  21. I received my undergrad from SLPA and I'm currently enrolled in the graduate program for Global Leadership. I just started a new job in November at Carnegie Mellon University, and I think one of the contributing factors for my offer was the global nature of my educational studies. In fact, when my new supervisor put out a short bio introducing me to the staff community, she mentioned the countries I have worked with and what my degree program was. I honestly think the educational quality of the SLPA program is without peer. While I have had some issues with disengaged professors (especially since Global Leadership is entirely online), I have found for the most part a real commitment to helping us adult students work towards our goals. I have another year left (hope to graduate Dec '13), but I have been extremely happy with my education. It has netted me my future.
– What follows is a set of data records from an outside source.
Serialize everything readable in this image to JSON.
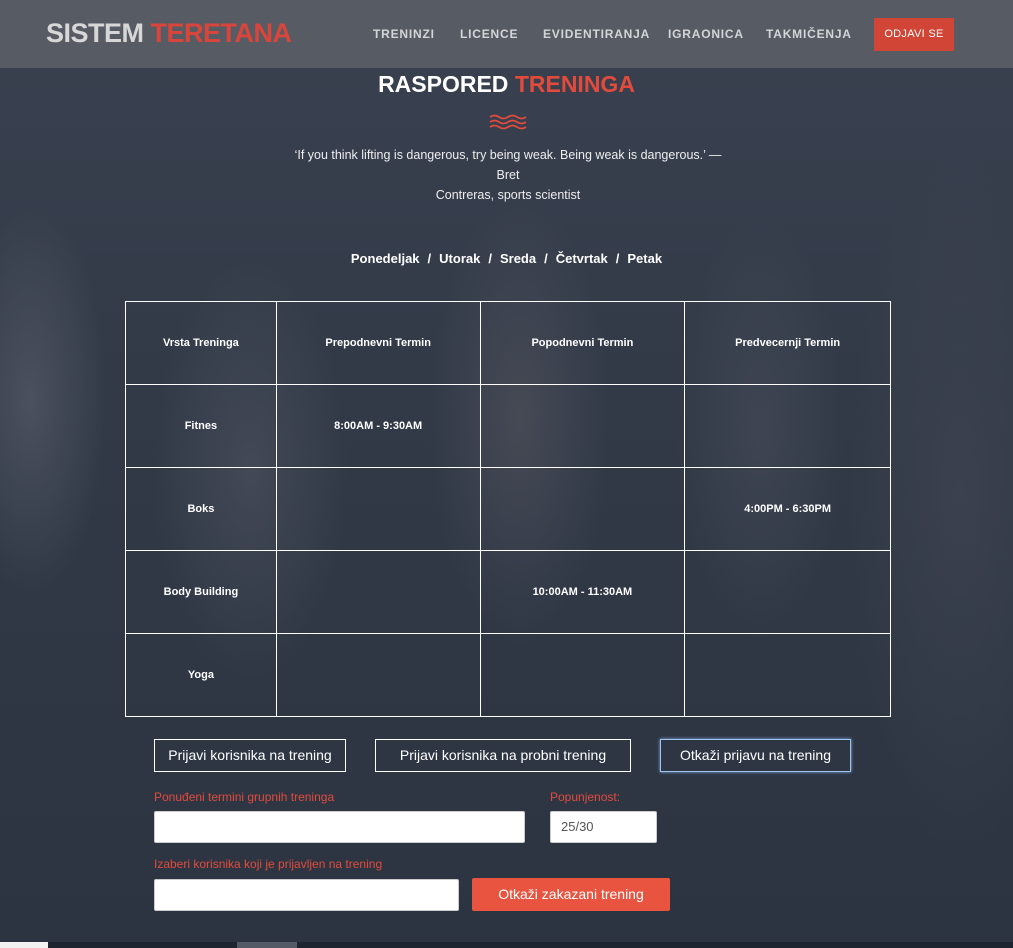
{
  "header": {
    "brand_part1": "SISTEM",
    "brand_part2": "TERETANA",
    "nav": [
      "TRENINZI",
      "LICENCE",
      "EVIDENTIRANJA",
      "IGRAONICA",
      "TAKMIČENJA"
    ],
    "logout_label": "ODJAVI SE"
  },
  "page": {
    "title_part1": "RASPORED",
    "title_part2": "TRENINGA",
    "quote_line1": "‘If you think lifting is dangerous, try being weak. Being weak is dangerous.’ — Bret",
    "quote_line2": "Contreras, sports scientist",
    "days": [
      "Ponedeljak",
      "Utorak",
      "Sreda",
      "Četvrtak",
      "Petak"
    ],
    "day_separator": "/"
  },
  "schedule": {
    "headers": [
      "Vrsta Treninga",
      "Prepodnevni Termin",
      "Popodnevni Termin",
      "Predvecernji Termin"
    ],
    "rows": [
      [
        "Fitnes",
        "8:00AM - 9:30AM",
        "",
        ""
      ],
      [
        "Boks",
        "",
        "",
        "4:00PM - 6:30PM"
      ],
      [
        "Body Building",
        "",
        "10:00AM - 11:30AM",
        ""
      ],
      [
        "Yoga",
        "",
        "",
        ""
      ]
    ]
  },
  "actions": {
    "register_label": "Prijavi korisnika na trening",
    "trial_label": "Prijavi korisnika na probni trening",
    "cancel_registration_label": "Otkaži prijavu na trening"
  },
  "form": {
    "group_terms_label": "Ponuđeni termini grupnih treninga",
    "group_terms_value": "",
    "occupancy_label": "Popunjenost:",
    "occupancy_value": "25/30",
    "select_user_label": "Izaberi korisnika koji je prijavljen na trening",
    "select_user_value": "",
    "cancel_scheduled_label": "Otkaži zakazani trening"
  },
  "colors": {
    "accent": "#e24b3c",
    "topbar": "#575c64",
    "logout": "#d04535",
    "cancel_button": "#e8543f"
  }
}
    ReplyDelete
  22. Our economy needs women in leadership. When women are more than tokens in leadership – representing over
    30 percent of the team in diverse business specialties – their organizations perform demonstrably better.
    Not only are women naturally good leaders, showing the capacity to balance their leadership styles to
    achieve results even more adeptly than men at times, but they are hard workers and driven to succeed as
    executives as well.



    leadership training
    leadership training Exeter
    leadership training Scotland
    leadership training courses
    leadership skills London

    ReplyDelete
  23. My B.S. from the School of Leadership paved the way for me to earn my Juris Doctor. The faculty and staff at SLPA prepared me for the rigors of law school and I couldn't have finished without this preparation. I still remember my first week at SLPA when I received a call from Pat, just to see how I was settling in at Duquesne University. I will be eternally Grateful!!

    ReplyDelete